Who will clean up the multichannel data mess? Clients are experimenting with new roles such as the Chief Omnichannel Officer, or “COCO” for short. Apparel retailer “Finish Line” installed its first COCO this year. His (in this case) job is not to tie together customer data one API at a time, but to be a strong marketing and digital leader – to be accountable and responsible for the customer experience across the multichannel retail landscape.

Where and when is the transition from experimentation to practical implementation? That time is now. What we’re experiencing is the Big Bang of data, technology, design, and customer experience. The question is whether your organization is ready to create a strategic planet for these elements or if you’re going to end up with a lot of hot air.

Choice is now available locally and globally on and offline for pretty much any good or service a consumer could want. This is both an opportunity and a challenge for brands looking to reach customers across the device universe (mobile, desktop, tablet, gadget, etc.).

Marketers have better access to customers, but customers are better informed as they go into purchasing mode. Comparison shopping, product forums, social media, and other information sources have given the consumer the ability to make informed decisions before, as well as at the point of purchase.

As a result, brands can no longer solely dictate pricing and product delivery timetables – their customers are playing an active and real-time role. Social media, showroom price matching, and price comparison marketplaces such as eBay and Amazon make it difficult for any brand that’s not dictating MAP (minimized advertised price) to be undersold or commoditized.

Here are a few examples:

  • In the B2C world, 66 percent of Moms say that the Internet has changed the way they get information about products, but this savvy comes with caveats. They want to initiate the conversation. Source
  • In the B2B world, 70 percent of B2B tech buyers surveyed said that the amount of budget spent electronically would increase if it were easier and more convenient to browse and purchase items directly from suppliers and their websites. Source
  • Then there are the Internet-born brands such as Warby Parker and others that are making costs and benefits more transparent, disrupting traditional retail margins. Eyewear was a market ripe for disruption. B2C lighting and plumbing supplies are markets currently being disrupted. Source

What does this mean for marketers? It means that brand narrative, data-aided personalization, rich product information, and access to company experts is more critical than ever before. It means that integrated marketing is here to stay.

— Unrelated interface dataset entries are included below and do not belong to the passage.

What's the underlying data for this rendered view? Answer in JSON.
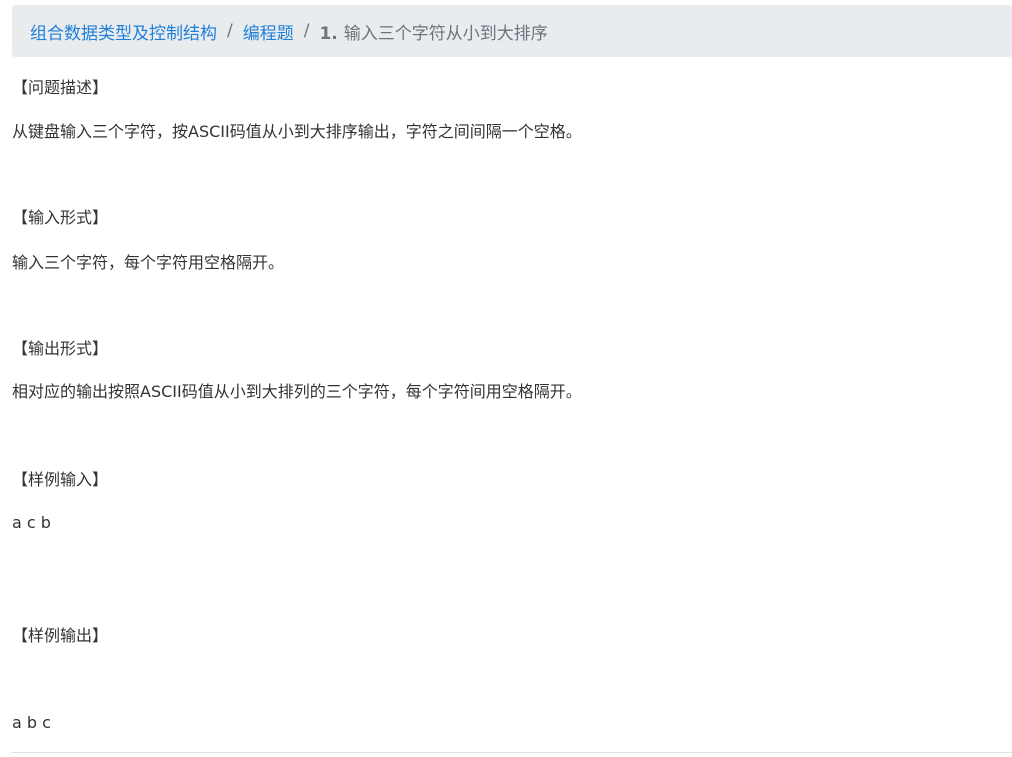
{
  "breadcrumb": {
    "items": [
      {
        "label": "组合数据类型及控制结构"
      },
      {
        "label": "编程题"
      }
    ],
    "separator": "/",
    "current_number": "1.",
    "current_title": "输入三个字符从小到大排序"
  },
  "problem": {
    "description_heading": "【问题描述】",
    "description_text": " 从键盘输入三个字符，按ASCII码值从小到大排序输出，字符之间间隔一个空格。",
    "input_heading": "【输入形式】",
    "input_text": "输入三个字符，每个字符用空格隔开。",
    "output_heading": "【输出形式】",
    "output_text": "相对应的输出按照ASCII码值从小到大排列的三个字符，每个字符间用空格隔开。",
    "sample_input_heading": "【样例输入】",
    "sample_input": "a c b",
    "sample_output_heading": "【样例输出】",
    "sample_output": "a b c"
  }
}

The minute you accept that your brand or product is replaceable is the moment you start working on great things like positioning, merchandising, packaging, product development, measurement, and an integrated marketing approach. This is the time when you start thinking about how to surprise and delight customers and obsessing about how to remove friction from the buying process. This is when the product finds its voice, and you as the marketer find your power.